Too many settle for showing up at a church, getting water poured on their heads as infants, and then having nothing else to do to deserve the price Jesus paid on the Cross. It is up to them to believe what they want in this country, yet far too many want the authority to control what others choose for themselves. On the flip side, I’ve also known people filled with love and compassion spiritually while they still attended church services. While we want the ability to choose for ourselves what we believe, the church people should be able to do the same, but not have the power to force others to live by what they believe.
Over the years, far too many years, most of the people I helped spiritually heal #PTSD said they believed in God and Jesus but wanted nothing to do with a building called “church” nor tolerate the manmade rules within the walls.
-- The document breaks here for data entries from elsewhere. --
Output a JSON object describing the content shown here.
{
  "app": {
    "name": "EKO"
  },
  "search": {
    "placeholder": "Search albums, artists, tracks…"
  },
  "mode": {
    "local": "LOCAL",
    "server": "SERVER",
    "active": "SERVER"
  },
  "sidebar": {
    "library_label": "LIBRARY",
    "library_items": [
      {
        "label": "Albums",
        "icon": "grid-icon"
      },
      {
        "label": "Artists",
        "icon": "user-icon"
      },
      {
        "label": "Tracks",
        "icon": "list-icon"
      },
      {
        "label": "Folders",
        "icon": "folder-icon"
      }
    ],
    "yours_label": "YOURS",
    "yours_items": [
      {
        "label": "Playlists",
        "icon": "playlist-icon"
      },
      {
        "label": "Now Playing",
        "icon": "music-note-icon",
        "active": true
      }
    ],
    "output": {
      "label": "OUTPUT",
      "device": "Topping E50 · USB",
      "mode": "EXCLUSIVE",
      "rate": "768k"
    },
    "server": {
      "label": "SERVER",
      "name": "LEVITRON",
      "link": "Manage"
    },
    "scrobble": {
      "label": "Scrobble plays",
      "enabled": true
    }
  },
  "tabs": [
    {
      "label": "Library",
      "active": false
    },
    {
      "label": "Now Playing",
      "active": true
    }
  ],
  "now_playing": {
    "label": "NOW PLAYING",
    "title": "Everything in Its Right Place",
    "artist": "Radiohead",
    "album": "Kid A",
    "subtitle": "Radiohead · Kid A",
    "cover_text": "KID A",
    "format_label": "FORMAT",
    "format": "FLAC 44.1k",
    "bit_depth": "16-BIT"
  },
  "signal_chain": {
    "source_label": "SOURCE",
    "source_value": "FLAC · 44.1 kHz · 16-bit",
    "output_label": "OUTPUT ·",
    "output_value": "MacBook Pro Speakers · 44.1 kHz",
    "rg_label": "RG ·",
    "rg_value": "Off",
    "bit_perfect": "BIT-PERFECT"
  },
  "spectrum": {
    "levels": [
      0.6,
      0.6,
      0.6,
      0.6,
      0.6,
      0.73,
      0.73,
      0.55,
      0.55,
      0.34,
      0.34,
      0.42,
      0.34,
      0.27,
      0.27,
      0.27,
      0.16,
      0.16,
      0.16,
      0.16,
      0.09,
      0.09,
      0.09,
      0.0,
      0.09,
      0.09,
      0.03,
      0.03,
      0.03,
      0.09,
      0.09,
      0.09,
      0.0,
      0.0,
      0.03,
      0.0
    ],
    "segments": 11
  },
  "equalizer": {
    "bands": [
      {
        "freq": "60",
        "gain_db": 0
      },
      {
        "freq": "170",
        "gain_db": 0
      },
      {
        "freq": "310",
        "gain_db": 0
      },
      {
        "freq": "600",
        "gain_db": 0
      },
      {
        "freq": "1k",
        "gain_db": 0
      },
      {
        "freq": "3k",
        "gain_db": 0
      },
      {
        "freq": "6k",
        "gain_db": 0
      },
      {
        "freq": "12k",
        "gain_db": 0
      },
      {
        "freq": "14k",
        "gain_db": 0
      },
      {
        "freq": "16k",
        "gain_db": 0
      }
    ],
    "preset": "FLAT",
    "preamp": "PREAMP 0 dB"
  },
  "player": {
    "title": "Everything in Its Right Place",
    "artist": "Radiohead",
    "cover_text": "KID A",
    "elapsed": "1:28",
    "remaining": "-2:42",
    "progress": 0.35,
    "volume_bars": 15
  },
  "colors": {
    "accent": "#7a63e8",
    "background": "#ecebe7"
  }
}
When they discovered they could, and should, go to God directly on their own, they felt empowered and loved. Isn’t that what we all want? Isn’t that what we all need? To know that we are loved by God when He knows everything there is to know about us and still loves us, is a far greater gift than they ever expected. They are the people whom I wrote the Minsters Of The Mystery series for. There is so much beauty and power within the scriptures of the Bible, but they never heard them in a church.
While there are many parts of the books including scriptures, they are there to support the premises of the promises we all need to know. God does not send evil into your life as a test. Evil sent them. God is there to help you get through what evil is done to you.
God is not flesh but is Spirit and has made us in His image, so if you are judged by what you look like, those judging you do not understand the difference.
God did not seek to control anyone, so He gave us all free will to decide for ourselves. We must remember we have no control over what others do. We can only control what we do.
God forgives and we should too. Not for the sake of those that harmed us, but for our own sake. It is a weight we do not need to carry. For every moment we spend thinking about what was done to us, we cannot spend on what can fill us up with love, joy, and happiness.
In the end, I hope, that readers can see past the noise of the world to the purpose of their lives.